http://www.dailymail.co.uk/sciencetech/article-5192023/Venus-NOT-dead-planet-signs-activity.html

Mars is not as dry as it seems https://www.sciencedaily.com/releases/2017/12/171220131659.htm?utm_source=feedburner&utm_medium=email&utm_campaign=Feed%3A+sciencedaily%2Ftop_news%2Ftop_science+%28ScienceDaily%3A+Top+Science+News%29

How Jupiter's equatorial jet stream reverses https://www.sciencedaily.com/releases/2017/12/171219091337.htm?utm_source=feedburner&utm_medium=email&utm_campaign=Feed%3A+sciencedaily%2Ftop_news%2Ftop_science+%28ScienceDaily%3A+Top+Science+News%29

Bright areas on Ceres suggest geological activity https://www.sciencedaily.com/releases/2017/12/171212171036.htm

Electrical and chemical coupling between Saturn & its rings found by Cassini https://www.sciencedaily.com/releases/2017/12/171212141748.htm

Snowman on Vesta? http://www.dailymail.co.uk/sciencetech/article-5207159/NASA-shares-image-impact-site-looks-like-snowman.html

 

SPACE

https://newatlas.com/spacex-resupply-recycled-rocket-dragon-spacecraft/52651/?utm_source=Gizmag+Subscribers&utm_campaign=d98a58695b-UA-2235360-4&utm_medium=email&utm_term=0_65b67362bd-d98a58695b-92786061 and

http://www.dailymail.co.uk/sciencetech/article-5183823/SpaceX-launches-recycled-rocket-spacecraft.html

Graphene has promising applications in space https://www.sciencedaily.com/releases/2017/12/171216163531.htm

http://earthsky.org/space/opportunity-rover-on-mars-still-going-strong-after-14-years?mc_cid=49991aa01e&mc_eid=dca371d595

http://www.dailymail.co.uk/sciencetech/article-5199197/Elon-Musk-reveals-Dragon-Heavy-megarocket.html I hope he's planting plenty of trees to offset all the environmental damage!

http://www.dailymail.co.uk/sciencetech/article-5200365/The-battle-space-billionaires-heats-up.html

http://www.dailymail.co.uk/sciencetech/article-5195987/NASA-planning-2069-mission-Alpha-Centauri.html

http://www.dailymail.co.uk/sciencetech/article-5197563/First-taxi-test-Stratolaunch-aircraft-completed.html

http://www.dailymail.co.uk/sciencetech/article-5192463/Hypersonic-spaceplane-engine-set-Colorado-tests.html
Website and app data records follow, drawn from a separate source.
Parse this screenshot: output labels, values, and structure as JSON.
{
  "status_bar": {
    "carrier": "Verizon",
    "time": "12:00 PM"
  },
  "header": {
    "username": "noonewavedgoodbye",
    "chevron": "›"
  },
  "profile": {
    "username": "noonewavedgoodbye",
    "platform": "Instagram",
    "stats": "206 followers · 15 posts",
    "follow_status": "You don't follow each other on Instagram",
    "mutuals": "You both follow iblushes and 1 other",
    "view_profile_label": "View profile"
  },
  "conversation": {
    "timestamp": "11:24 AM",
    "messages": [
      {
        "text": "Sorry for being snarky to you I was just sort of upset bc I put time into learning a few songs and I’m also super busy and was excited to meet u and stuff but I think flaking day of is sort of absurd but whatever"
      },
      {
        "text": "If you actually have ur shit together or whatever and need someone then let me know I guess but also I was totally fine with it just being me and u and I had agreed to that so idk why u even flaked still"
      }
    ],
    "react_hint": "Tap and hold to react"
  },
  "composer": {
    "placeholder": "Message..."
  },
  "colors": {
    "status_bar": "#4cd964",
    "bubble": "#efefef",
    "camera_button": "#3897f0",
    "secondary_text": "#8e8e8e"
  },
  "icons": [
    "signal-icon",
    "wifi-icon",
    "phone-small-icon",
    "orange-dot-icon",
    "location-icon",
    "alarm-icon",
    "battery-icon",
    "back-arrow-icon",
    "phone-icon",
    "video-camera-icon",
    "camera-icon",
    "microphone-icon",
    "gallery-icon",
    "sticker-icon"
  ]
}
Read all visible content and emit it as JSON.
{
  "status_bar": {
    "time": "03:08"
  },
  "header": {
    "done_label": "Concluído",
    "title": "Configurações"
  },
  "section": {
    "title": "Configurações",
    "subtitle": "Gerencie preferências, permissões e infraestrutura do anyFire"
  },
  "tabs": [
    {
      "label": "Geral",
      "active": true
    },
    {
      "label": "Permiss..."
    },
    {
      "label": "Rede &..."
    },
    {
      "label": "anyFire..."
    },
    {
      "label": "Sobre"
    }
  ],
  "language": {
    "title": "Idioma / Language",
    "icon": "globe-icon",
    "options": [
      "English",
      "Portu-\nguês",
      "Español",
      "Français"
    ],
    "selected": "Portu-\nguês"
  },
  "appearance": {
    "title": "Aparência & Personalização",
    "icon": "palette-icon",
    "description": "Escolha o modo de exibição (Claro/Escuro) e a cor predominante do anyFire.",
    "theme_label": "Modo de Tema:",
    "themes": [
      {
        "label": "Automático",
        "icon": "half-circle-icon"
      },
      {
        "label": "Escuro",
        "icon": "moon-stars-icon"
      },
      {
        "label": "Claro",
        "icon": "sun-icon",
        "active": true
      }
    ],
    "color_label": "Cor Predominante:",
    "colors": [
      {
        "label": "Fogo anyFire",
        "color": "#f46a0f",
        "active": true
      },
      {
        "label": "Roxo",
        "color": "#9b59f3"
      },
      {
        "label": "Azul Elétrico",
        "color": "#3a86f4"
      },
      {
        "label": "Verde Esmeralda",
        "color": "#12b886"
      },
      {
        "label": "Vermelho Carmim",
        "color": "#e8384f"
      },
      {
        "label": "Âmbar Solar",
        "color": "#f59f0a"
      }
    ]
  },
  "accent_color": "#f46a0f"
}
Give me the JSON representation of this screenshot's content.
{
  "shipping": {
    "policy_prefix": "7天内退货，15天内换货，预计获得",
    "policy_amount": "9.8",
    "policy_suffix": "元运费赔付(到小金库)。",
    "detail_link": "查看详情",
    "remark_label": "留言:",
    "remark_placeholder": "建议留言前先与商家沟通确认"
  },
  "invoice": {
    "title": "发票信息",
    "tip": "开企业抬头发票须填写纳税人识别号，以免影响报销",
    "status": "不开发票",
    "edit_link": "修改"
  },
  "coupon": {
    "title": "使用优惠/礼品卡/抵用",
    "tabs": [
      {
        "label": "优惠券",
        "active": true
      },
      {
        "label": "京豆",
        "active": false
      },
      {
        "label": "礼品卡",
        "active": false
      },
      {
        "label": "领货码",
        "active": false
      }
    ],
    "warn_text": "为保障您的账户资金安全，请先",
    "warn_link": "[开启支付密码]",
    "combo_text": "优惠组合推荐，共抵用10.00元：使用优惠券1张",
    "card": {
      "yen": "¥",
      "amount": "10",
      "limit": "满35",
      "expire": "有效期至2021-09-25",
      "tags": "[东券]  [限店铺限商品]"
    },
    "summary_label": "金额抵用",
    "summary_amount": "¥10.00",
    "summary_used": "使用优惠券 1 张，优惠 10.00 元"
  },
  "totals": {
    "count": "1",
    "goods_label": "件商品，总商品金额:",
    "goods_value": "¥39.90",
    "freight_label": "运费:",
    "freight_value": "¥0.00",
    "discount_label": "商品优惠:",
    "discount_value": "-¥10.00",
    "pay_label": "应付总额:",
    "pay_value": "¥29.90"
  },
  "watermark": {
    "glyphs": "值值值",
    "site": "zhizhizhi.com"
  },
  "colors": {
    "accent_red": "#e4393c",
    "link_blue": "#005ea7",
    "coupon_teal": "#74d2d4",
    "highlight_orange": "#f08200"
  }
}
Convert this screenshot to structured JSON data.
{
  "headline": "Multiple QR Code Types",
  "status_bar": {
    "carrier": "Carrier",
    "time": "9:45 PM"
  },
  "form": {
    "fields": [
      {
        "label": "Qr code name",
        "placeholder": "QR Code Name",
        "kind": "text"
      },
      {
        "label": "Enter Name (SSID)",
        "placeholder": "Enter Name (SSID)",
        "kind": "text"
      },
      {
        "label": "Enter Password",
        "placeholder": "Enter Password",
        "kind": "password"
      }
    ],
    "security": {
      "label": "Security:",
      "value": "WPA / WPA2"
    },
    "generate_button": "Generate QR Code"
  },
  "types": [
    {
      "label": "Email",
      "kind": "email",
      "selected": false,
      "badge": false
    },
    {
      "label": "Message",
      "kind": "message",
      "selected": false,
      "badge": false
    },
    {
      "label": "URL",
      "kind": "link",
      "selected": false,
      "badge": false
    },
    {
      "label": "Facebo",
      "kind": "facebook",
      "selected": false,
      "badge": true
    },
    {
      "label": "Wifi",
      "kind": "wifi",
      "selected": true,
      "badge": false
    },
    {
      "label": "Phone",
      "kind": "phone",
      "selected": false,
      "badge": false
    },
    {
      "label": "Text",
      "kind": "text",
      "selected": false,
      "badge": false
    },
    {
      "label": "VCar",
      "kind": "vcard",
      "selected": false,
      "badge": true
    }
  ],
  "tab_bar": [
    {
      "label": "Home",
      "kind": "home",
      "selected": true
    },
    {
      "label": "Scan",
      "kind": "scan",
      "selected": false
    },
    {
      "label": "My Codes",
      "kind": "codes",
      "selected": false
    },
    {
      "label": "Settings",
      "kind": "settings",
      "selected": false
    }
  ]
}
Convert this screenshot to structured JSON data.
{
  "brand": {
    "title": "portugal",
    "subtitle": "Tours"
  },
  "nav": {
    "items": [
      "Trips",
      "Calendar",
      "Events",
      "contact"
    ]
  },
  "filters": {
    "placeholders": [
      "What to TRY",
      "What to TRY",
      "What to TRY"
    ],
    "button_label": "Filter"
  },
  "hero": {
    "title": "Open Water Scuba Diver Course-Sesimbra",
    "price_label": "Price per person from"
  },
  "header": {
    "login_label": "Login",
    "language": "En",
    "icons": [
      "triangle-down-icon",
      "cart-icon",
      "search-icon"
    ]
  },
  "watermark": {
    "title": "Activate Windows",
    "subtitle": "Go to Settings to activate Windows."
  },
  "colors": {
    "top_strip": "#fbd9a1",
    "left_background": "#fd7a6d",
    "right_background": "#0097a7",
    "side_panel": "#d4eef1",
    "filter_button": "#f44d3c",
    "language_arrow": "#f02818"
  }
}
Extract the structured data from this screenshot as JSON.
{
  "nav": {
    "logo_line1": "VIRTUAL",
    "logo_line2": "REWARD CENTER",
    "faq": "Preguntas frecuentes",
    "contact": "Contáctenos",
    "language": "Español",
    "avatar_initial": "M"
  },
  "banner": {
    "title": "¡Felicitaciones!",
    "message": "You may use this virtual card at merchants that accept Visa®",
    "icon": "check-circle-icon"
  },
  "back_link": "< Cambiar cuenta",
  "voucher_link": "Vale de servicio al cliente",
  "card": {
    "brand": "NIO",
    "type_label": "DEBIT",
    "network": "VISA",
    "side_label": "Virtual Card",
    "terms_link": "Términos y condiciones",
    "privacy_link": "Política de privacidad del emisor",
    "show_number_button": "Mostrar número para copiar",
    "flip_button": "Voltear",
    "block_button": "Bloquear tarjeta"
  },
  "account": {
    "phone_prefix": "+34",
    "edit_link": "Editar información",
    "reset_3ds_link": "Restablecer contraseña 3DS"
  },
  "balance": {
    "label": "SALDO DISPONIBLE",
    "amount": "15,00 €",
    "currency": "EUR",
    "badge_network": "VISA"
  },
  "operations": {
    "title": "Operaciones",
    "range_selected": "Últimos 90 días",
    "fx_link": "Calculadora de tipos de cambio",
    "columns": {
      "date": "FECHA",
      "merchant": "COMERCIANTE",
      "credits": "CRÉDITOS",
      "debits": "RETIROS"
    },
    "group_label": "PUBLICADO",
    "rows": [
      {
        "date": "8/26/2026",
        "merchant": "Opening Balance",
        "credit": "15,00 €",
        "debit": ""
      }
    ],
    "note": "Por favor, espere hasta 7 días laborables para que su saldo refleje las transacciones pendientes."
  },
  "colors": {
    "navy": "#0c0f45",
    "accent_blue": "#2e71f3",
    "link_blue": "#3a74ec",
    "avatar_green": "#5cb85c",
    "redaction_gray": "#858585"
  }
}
http://www.dailymail.co.uk/sciencetech/article-5191793/Alpha-Centauri-home-mini-Earths.html

https://www.aol.co.uk/video/elon-musks-spacex-rocket-launch-lights-up-california-sky-5a3e0e95e0fa172f91558b2e/ very timely, as Elon is an anagram of Noel!

http://www.dailymail.co.uk/sciencetech/article-5206063/Russia-wants-build-five-star-luxury-HOTEL-ISS.html

 

SUN:

Citizen and professional science during the 21 August eclipse https://www.sciencedaily.com/releases/2017/12/171211140448.htm

 

Telescopes & Equipment

http://www.dailymail.co.uk/sciencetech/article-5192213/Scientists-set-image-event-horizon-black-hole.html

High resolution spectroscopy for exoplanet life https://www.sciencedaily.com/releases/2017/12/171220122051.htm

 

19. TWITTER Follow the IAA on Twitter: @IaaAstro.

 

20. JOINING the IRISH ASTRONOMICAL ASSOCIATION. This link downloads a Word document to join the IAA. http://documents.irishastro.org.uk/iaamembership.doc
If you are a UK taxpayer, please tick the 'gift-aid' box, as that enables us to reclaim the standard rate of tax on your subscription, at no cost to you. You can also make a donation via Paypal if you wish: just click on the 'Donate' button. See also
www.irishastro.org .

 

Clear skies,

Terry Moseley